:: Aim of the task ::
Each line below that contains the word "list" must be copied.

Items from an interface collection:
:::

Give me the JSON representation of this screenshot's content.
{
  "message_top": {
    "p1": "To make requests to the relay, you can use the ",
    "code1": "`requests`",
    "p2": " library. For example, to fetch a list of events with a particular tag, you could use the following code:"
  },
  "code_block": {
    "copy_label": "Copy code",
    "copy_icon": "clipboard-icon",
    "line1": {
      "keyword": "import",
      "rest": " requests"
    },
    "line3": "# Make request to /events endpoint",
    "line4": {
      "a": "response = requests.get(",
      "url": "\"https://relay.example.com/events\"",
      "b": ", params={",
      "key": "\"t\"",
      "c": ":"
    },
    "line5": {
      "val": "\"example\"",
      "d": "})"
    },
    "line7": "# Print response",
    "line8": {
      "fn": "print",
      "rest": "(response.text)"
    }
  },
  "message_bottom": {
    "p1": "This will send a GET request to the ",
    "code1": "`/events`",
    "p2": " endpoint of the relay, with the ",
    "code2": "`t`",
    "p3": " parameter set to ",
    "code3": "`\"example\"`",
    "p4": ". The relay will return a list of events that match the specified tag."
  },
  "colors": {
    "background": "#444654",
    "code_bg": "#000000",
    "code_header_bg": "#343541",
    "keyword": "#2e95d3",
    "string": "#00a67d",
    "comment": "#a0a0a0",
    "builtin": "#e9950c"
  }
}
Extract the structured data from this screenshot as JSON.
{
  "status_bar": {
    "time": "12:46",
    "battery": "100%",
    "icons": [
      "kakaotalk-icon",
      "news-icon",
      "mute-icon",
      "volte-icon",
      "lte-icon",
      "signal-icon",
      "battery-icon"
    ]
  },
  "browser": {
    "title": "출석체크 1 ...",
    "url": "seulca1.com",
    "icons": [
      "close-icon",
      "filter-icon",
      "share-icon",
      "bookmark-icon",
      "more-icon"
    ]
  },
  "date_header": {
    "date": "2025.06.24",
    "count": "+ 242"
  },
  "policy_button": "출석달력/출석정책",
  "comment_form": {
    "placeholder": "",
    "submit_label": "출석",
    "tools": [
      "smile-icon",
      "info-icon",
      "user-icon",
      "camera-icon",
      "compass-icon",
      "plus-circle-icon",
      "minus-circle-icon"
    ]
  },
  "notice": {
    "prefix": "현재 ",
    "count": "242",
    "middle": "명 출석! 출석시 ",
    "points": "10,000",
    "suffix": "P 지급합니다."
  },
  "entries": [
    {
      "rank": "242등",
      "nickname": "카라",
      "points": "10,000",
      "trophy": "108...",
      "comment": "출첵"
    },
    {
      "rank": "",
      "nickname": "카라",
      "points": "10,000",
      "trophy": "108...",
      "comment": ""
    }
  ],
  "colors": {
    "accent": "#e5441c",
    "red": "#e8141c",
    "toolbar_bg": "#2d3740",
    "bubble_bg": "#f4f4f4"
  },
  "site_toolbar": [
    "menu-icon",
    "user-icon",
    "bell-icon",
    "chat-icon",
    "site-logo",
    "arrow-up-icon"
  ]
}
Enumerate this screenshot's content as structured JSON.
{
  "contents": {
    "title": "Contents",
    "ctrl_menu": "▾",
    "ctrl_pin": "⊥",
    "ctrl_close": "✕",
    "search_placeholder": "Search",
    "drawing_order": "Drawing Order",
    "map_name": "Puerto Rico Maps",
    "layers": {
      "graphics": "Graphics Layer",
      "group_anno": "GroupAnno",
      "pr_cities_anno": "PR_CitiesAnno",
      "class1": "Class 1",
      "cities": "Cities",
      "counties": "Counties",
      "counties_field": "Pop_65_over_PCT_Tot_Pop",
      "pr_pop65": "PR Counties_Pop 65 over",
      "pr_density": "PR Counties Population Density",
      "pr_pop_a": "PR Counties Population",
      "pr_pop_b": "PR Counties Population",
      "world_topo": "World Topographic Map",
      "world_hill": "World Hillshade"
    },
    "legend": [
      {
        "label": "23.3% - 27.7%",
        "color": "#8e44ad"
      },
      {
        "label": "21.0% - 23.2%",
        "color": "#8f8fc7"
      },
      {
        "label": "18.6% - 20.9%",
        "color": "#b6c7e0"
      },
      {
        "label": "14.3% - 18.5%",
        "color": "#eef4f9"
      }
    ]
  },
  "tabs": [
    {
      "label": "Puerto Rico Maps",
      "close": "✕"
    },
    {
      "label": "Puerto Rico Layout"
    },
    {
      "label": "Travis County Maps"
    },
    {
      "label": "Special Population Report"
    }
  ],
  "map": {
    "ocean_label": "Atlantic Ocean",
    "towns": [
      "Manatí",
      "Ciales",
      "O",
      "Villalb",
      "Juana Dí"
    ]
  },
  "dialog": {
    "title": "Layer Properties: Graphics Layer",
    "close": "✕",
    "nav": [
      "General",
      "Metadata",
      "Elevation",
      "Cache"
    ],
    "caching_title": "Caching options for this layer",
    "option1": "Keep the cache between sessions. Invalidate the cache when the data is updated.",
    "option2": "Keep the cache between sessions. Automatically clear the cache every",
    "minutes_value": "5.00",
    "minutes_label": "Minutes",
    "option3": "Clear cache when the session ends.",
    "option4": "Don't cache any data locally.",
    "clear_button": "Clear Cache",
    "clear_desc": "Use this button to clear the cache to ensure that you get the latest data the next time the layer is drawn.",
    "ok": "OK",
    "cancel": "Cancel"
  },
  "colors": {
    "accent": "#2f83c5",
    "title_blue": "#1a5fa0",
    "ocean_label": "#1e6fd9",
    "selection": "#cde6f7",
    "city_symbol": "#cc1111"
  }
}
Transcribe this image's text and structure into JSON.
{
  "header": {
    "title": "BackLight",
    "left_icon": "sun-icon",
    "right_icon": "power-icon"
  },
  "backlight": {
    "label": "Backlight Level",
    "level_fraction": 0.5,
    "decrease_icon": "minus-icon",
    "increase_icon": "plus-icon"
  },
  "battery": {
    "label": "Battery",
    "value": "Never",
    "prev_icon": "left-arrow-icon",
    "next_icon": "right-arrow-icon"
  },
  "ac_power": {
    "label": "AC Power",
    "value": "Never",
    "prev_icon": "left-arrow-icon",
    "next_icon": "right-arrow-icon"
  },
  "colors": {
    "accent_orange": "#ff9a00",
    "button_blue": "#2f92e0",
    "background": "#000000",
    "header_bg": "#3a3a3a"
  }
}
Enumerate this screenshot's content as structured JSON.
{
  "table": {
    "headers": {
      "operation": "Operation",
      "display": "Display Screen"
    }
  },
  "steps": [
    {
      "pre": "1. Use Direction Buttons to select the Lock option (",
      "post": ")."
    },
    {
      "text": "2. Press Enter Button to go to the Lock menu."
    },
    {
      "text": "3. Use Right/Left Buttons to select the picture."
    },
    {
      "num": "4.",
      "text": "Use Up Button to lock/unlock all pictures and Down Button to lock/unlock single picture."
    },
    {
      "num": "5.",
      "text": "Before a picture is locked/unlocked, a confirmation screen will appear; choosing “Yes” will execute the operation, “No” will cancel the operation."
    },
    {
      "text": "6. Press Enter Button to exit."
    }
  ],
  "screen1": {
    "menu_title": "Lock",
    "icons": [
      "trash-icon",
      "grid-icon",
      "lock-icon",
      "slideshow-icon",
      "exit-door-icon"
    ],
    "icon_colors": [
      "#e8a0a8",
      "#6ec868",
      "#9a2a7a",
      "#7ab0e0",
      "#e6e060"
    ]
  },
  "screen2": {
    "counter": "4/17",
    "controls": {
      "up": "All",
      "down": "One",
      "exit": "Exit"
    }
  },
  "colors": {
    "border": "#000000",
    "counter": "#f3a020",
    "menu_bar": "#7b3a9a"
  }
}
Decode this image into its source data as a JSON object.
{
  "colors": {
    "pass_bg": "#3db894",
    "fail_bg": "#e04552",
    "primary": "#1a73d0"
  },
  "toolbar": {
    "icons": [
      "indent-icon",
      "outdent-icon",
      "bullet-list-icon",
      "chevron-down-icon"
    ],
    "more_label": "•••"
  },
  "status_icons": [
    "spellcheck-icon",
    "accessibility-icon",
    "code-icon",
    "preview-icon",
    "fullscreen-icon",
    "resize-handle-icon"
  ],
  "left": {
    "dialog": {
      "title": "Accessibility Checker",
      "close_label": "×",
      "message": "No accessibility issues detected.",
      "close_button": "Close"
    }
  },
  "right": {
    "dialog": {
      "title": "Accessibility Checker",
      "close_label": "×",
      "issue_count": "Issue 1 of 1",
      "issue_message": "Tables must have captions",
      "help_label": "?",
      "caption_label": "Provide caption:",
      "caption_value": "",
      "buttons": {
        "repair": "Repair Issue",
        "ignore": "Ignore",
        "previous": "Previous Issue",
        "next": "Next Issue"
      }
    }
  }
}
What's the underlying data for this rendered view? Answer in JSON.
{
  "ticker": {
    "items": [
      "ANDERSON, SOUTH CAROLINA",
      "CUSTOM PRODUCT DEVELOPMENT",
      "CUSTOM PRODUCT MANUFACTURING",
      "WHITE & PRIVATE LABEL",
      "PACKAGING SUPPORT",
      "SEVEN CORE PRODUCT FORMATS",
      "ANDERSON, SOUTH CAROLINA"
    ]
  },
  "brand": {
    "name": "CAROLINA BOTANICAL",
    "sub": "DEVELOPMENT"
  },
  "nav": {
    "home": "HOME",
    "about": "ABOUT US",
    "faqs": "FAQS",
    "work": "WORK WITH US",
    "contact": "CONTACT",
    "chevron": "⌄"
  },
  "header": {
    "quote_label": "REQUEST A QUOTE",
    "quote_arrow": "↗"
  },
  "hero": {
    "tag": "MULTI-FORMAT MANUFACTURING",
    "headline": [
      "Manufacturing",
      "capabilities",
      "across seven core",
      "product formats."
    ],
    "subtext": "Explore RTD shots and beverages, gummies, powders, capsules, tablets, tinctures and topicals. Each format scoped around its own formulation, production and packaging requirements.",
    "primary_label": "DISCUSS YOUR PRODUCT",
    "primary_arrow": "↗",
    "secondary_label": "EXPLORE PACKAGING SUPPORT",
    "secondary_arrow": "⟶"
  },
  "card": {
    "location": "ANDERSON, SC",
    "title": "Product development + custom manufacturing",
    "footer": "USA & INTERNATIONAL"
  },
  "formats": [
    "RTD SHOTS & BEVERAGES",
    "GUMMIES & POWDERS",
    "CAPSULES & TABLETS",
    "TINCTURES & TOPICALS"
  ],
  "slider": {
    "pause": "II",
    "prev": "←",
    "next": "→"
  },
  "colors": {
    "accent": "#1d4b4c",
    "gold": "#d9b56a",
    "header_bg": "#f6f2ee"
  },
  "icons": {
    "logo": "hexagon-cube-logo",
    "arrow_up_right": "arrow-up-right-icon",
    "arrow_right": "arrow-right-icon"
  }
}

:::

:: Answer to the problem ::
    "p2": " library. For example, to fetch a list of events with a particular tag, you could use the following code:"
    "p4": ". The relay will return a list of events that match the specified tag."
      "bullet-list-icon",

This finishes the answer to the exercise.